_Materials provided:_
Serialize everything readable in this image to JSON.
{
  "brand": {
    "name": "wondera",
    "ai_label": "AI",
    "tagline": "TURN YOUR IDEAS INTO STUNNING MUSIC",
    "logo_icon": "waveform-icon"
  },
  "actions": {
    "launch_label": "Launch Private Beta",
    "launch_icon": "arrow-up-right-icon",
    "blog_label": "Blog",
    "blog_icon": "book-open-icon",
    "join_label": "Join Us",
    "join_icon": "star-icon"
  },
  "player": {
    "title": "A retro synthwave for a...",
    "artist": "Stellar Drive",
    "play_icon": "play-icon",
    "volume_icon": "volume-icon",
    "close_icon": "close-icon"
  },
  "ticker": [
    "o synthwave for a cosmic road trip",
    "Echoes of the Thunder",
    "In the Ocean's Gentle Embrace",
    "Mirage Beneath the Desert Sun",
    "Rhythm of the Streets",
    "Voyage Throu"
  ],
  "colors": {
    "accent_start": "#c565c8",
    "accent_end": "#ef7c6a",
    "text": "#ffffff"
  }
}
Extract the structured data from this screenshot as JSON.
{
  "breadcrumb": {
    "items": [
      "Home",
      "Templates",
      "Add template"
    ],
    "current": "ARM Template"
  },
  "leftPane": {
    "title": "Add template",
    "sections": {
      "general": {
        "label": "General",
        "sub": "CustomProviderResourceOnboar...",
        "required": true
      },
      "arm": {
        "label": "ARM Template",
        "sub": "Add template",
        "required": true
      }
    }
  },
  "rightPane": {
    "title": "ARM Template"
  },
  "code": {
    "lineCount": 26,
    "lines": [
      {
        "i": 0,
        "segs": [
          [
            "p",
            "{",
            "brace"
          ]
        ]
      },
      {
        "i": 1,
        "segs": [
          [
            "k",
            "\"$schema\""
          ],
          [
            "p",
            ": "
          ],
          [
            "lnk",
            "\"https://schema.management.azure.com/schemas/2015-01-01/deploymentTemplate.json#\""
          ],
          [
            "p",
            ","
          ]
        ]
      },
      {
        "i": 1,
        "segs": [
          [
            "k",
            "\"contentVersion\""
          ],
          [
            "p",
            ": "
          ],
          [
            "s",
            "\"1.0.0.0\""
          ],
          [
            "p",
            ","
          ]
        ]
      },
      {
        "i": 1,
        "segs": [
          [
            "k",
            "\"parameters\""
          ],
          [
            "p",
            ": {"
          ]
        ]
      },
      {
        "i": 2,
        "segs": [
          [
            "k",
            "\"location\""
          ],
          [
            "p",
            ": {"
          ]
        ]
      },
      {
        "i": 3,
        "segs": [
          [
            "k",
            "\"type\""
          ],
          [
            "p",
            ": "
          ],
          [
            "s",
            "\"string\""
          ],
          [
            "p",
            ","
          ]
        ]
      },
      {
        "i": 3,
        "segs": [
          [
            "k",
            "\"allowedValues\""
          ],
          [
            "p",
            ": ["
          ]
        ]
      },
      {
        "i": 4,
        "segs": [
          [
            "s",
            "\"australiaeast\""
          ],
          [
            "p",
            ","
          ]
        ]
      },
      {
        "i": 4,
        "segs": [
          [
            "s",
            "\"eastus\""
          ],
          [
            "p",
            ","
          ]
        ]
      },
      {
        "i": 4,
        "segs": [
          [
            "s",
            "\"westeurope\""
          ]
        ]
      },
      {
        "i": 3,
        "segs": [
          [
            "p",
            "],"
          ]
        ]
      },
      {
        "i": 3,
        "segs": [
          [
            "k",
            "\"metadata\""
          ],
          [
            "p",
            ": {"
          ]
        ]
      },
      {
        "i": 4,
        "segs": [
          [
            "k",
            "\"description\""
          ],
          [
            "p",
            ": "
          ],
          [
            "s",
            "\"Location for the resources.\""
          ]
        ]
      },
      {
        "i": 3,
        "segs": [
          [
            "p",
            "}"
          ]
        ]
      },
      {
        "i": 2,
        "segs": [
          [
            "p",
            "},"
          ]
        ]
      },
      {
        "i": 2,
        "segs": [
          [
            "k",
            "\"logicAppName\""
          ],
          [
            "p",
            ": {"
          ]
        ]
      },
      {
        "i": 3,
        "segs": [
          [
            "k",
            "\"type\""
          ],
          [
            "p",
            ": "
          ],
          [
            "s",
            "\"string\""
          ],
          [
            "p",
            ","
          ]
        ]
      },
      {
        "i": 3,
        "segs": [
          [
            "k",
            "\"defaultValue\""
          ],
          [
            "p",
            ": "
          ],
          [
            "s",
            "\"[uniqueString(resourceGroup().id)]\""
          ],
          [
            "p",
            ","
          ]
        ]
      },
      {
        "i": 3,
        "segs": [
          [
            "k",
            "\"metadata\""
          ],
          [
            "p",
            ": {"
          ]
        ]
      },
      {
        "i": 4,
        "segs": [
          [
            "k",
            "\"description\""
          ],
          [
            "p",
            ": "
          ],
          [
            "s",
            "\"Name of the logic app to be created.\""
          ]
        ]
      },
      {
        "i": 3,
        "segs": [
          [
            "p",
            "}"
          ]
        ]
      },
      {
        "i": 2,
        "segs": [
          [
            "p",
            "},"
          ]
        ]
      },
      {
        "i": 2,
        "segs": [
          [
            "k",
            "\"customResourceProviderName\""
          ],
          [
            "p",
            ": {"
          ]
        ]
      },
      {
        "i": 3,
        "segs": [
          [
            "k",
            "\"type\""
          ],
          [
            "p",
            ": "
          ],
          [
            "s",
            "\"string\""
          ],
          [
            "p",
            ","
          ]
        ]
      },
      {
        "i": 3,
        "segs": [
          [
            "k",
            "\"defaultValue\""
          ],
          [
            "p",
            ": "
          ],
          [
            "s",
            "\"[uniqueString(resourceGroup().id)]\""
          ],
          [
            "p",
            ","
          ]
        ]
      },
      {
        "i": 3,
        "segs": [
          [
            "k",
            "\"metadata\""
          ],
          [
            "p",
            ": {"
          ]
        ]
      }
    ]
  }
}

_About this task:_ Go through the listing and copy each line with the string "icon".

_Response for this exercise:_
    "logo_icon": "waveform-icon"
    "launch_icon": "arrow-up-right-icon",
    "blog_icon": "book-open-icon",
    "join_icon": "star-icon"
    "play_icon": "play-icon",
    "volume_icon": "volume-icon",
    "close_icon": "close-icon"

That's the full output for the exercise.